Tel: 0121-746 4459 (south)/0121 770 1919 (north)

Children’s Community Nursing Service

Tel: 0121 746 4436

The children’s community nursing service assess and manage the health needs of children and young people aged 0-18 years with:

  • Short –term conditions e.g. nasogastric management
  • Long term conditions
  • Complex health care needs requiring nursing interventions
  • Life-limiting and life threatening illness, including those requiring palliative and end of life care

The child must be registered with a Solihull GP

Children’s Learning Disability Service

Tel: 0121 746 4436

The Children’s Learning Disability Nursing Service assesses and manages the health needs of children and young people aged 0-18years with:

  • Moderate to severe learning disabilities and an additional health need
  • The child must be registered with a Solihull GP

Community Paediatrics

Tel: 0121 746 4476

Community paediatricians are doctors who specialize in developmental, behavioural and social difficulties of children. Referrals can be made to the community paediatrics service by GP’s, health visitors, school nurses and in some circumstances school staff or social workers.

The conditions assessed and treated by community paediatricians include:

  • Communication/Interaction disorder/autistic spectrum disorder
  • Global/developmental delay
  • Neurodevelopment disorders such as cerebral palsy
  • A variety of syndromes
  • Microcephaly/macrocephaly (small or large head)
  • Gross motor delay
  • Metabolic disorders
  • Speech and language concerns
  • Attention deficit hyperactivity disorder
  • Dyspraxia

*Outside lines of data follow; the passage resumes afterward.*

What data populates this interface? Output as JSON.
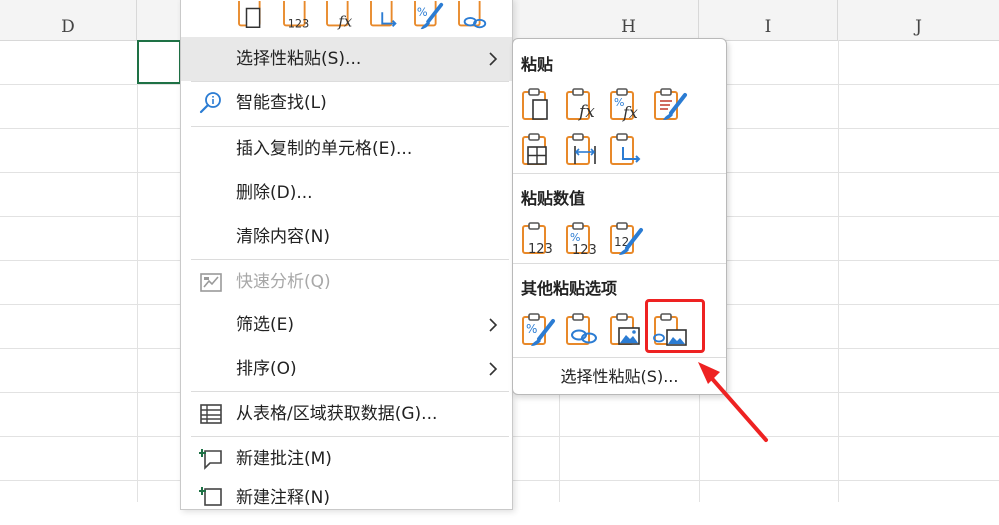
{
  "columns": [
    "D",
    "H",
    "I",
    "J"
  ],
  "context_menu": {
    "items": [
      {
        "label": "选择性粘贴(S)..."
      },
      {
        "label": "智能查找(L)"
      },
      {
        "label": "插入复制的单元格(E)..."
      },
      {
        "label": "删除(D)..."
      },
      {
        "label": "清除内容(N)"
      },
      {
        "label": "快速分析(Q)"
      },
      {
        "label": "筛选(E)"
      },
      {
        "label": "排序(O)"
      },
      {
        "label": "从表格/区域获取数据(G)..."
      },
      {
        "label": "新建批注(M)"
      },
      {
        "label": "新建注释(N)"
      }
    ]
  },
  "paste_submenu": {
    "paste_heading": "粘贴",
    "paste_values_heading": "粘贴数值",
    "other_heading": "其他粘贴选项",
    "footer_label": "选择性粘贴(S)..."
  },
  "icons": {
    "paste": "paste-icon",
    "formulas": "paste-formulas-icon",
    "formulas_number_format": "paste-formulas-number-format-icon",
    "keep_source_format": "paste-keep-source-formatting-icon",
    "no_borders": "paste-no-borders-icon",
    "keep_column_width": "paste-keep-column-widths-icon",
    "transpose": "paste-transpose-icon",
    "values": "paste-values-icon",
    "values_number_format": "paste-values-number-format-icon",
    "values_source_format": "paste-values-source-formatting-icon",
    "formatting": "paste-formatting-icon",
    "link": "paste-link-icon",
    "picture": "paste-picture-icon",
    "linked_picture": "paste-linked-picture-icon"
  },
  "colors": {
    "clipboard_orange": "#e8892a",
    "accent_blue": "#2b7cd3",
    "highlight_red": "#ee2222",
    "selection_green": "#1e7145"
  }
}
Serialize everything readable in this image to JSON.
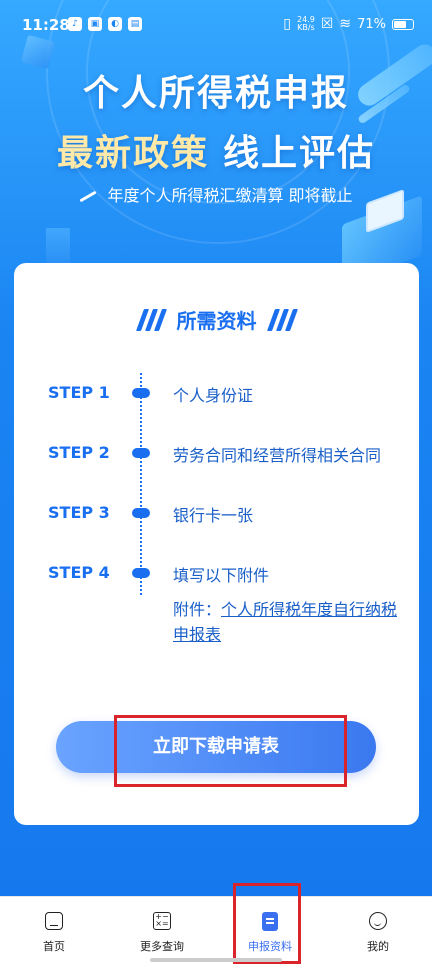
{
  "status_bar": {
    "time": "11:28",
    "net_speed_value": "24.9",
    "net_speed_unit": "KB/s",
    "battery": "71%",
    "battery_level": 0.71
  },
  "hero": {
    "title": "个人所得税申报",
    "subtitle_highlight": "最新政策",
    "subtitle_rest": "线上评估",
    "tagline": "年度个人所得税汇缴清算 即将截止"
  },
  "card": {
    "section_title": "所需资料",
    "steps": [
      {
        "label": "STEP 1",
        "text": "个人身份证"
      },
      {
        "label": "STEP 2",
        "text": "劳务合同和经营所得相关合同"
      },
      {
        "label": "STEP 3",
        "text": "银行卡一张"
      },
      {
        "label": "STEP 4",
        "text": "填写以下附件"
      }
    ],
    "attachment_prefix": "附件：",
    "attachment_link": "个人所得税年度自行纳税申报表",
    "download_button": "立即下载申请表"
  },
  "bottom_nav": {
    "items": [
      {
        "label": "首页",
        "icon": "home-icon"
      },
      {
        "label": "更多查询",
        "icon": "calculator-icon"
      },
      {
        "label": "申报资料",
        "icon": "document-icon",
        "active": true
      },
      {
        "label": "我的",
        "icon": "smiley-icon"
      }
    ]
  },
  "colors": {
    "accent": "#1a6ff0",
    "highlight_box": "#d9242b",
    "warm_title": "#ffe9a8"
  }
}
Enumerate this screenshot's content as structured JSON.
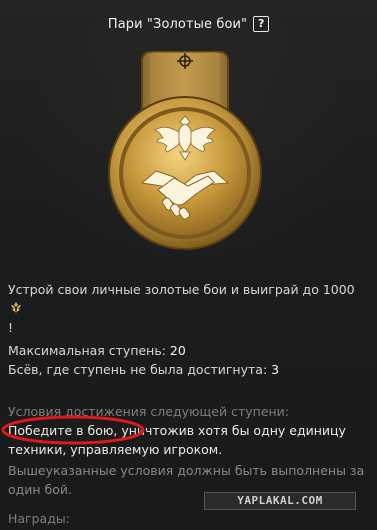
{
  "header": {
    "title": "Пари \"Золотые бои\"",
    "help_label": "?"
  },
  "medal": {
    "icon": "gold-battle-medal-icon",
    "colors": {
      "gold": "#c9a24a",
      "gold_light": "#f2d17a",
      "gold_dark": "#7a5a1c"
    }
  },
  "description": {
    "text": "Устрой свои личные золотые бои и выиграй до 1000",
    "currency_icon": "gold-eagle-icon",
    "suffix": "!"
  },
  "stats": {
    "max_stage_label": "Максимальная ступень: ",
    "max_stage_value": "20",
    "battles_label": "Бсёв, где ступень не была достигнута: ",
    "battles_value": "3"
  },
  "conditions": {
    "label": "Условия достижения следующей ступени:",
    "main": "Победите в бою, уничтожив хотя бы одну единицу техники, управляемую игроком.",
    "note": "Вышеуказанные условия должны быть выполнены за один бой."
  },
  "rewards": {
    "label": "Награды:"
  },
  "watermark": {
    "text": "YAPLAKAL.COM"
  },
  "annotation": {
    "color": "#e01818"
  }
}
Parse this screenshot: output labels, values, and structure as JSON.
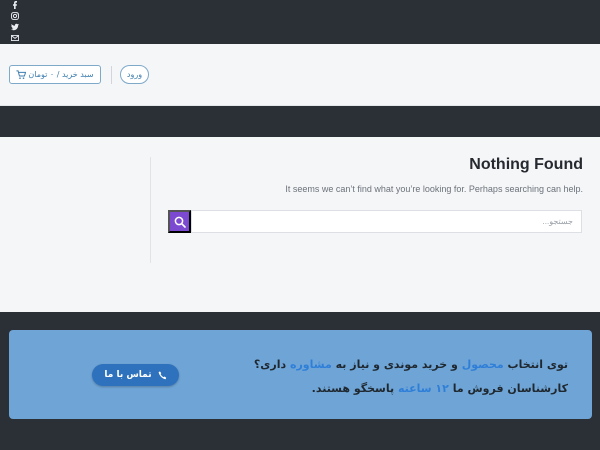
{
  "topbar": {
    "social_icons": [
      "facebook-icon",
      "instagram-icon",
      "twitter-icon",
      "email-icon"
    ]
  },
  "header": {
    "cart_label": "سبد خرید / ۰ تومان",
    "login_label": "ورود"
  },
  "main": {
    "title": "Nothing Found",
    "message": "It seems we can’t find what you’re looking for. Perhaps searching can help.",
    "search_placeholder": "جستجو..."
  },
  "cta": {
    "line1_part1": "توی انتخاب ",
    "line1_highlight1": "محصول",
    "line1_part2": " و خرید موندی و نیاز به ",
    "line1_highlight2": "مشاوره",
    "line1_part3": " داری؟",
    "line2_part1": "کارشناسان فروش ما ",
    "line2_highlight": "۱۲ ساعته",
    "line2_part2": " پاسخگو هستند.",
    "contact_label": "تماس با ما"
  },
  "colors": {
    "dark_bg": "#2b2f36",
    "light_bg": "#f5f6f8",
    "accent_purple": "#7b4ad1",
    "cta_bg": "#6fa5d6",
    "cta_button": "#2e72bd",
    "link_blue": "#3f7fb0"
  }
}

Paediatric Physiotherapy

Tel: 0121 746 4422

Paediatric physiotherapists treat children and young people who have physical conditions which affect normal childhood development. Paediatric physiotherapists use techniques which contribute towards the overall development of children with physical conditions/development needs in order that they can become as independent as possible in childhood and onwards to adulthood.

Paediatric Audiology Service

Tel:0121 424 1846/7

The Paediatric Audiology Service assess and manage the hearing needs of children and young people aged 0-18 years.

Updates and changes


These pages are updated regularly and should be used as the main source of information.  Printed versions should be used with care as they can become out of date.